The National Transportation Safety Board reportedly ejected Tesla from its probe into circumstances of the autopilot accident that claimed the life of Walter Huang.
Elon Musk’s smart car manufacturing company has been officially removed from the investigation into the fatal crash. In a statement by a Tesla spokesperson, the company blamed Huang himself for his death, saying that while they “empathize” with the Huang family, the impression that the company’s cars are not safe is “false” and that “the reason that other families are not on TV is because their loved ones are still alive.”
This statement fell afoul of NTSB protocols, prompting the company’s removal from the investigations over a call directly from NTSB Chairman Robert Sumwalt to Elon Musk himself, described by a Bloomberg source as “tense.” The billionaire entrepreneur was, as you might expect, very unhappy with the decision.

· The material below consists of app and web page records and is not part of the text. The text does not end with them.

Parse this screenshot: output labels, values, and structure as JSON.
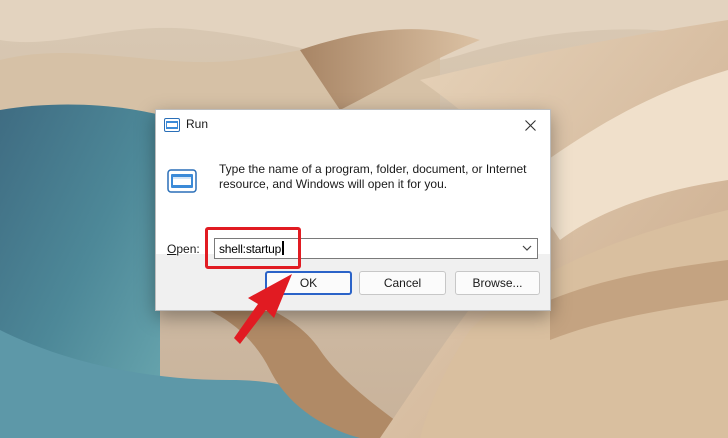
{
  "dialog": {
    "title": "Run",
    "description": "Type the name of a program, folder, document, or Internet resource, and Windows will open it for you.",
    "open_label_prefix": "",
    "open_label_hotkey": "O",
    "open_label_rest": "pen:",
    "open_value": "shell:startup",
    "ok_label": "OK",
    "cancel_label": "Cancel",
    "browse_label": "Browse..."
  },
  "colors": {
    "highlight": "#e11b22",
    "ok_border": "#2b63c8",
    "arrow": "#e11b22"
  },
  "icons": [
    "run-icon",
    "close-icon",
    "chevron-down-icon",
    "arrow-pointer"
  ]
}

In a statement of their own, Tesla denied reports of the nature of the call, as well as their removal from the investigation. “Tesla withdrew from the party agreement with the NTSB because it requires that we not release information about Autopilot to the public, a requirement which we believe fundamentally affects public safety negatively,” the companyclaimed. “We believe in transparency, so an agreement that prevents public release of information for over a year is unacceptable.” Further, Tesla claimed that “the characterization of the call as relayed to Bloomberg is false.”
But the denials ring false in the ears of forming Managing Director of the NTSB, Peter Goelz, who now works as a Senior Vice President in the Washington lobbying firm O’Neill & Associates. He said that “by removing yourself from the process, you’re really taking yourself out of play in a critical element of the investigation.” To him, Tesla’s reasoning makes little sense. If they indeed chose to separate themselves, “it will by no means stop the investigation, and it will by no means hinder the investigation.”
“The NTSB is a trusted investigatory agency. Their processes can be challenging and frustrating but they are ultimately fair,” Goelz told Bloomberg via phone conversation. “Mr. Musk and his company, and frankly the future of autonomous vehicles, would have been better served had they followed the rules and continued to participate fully in the investigation.”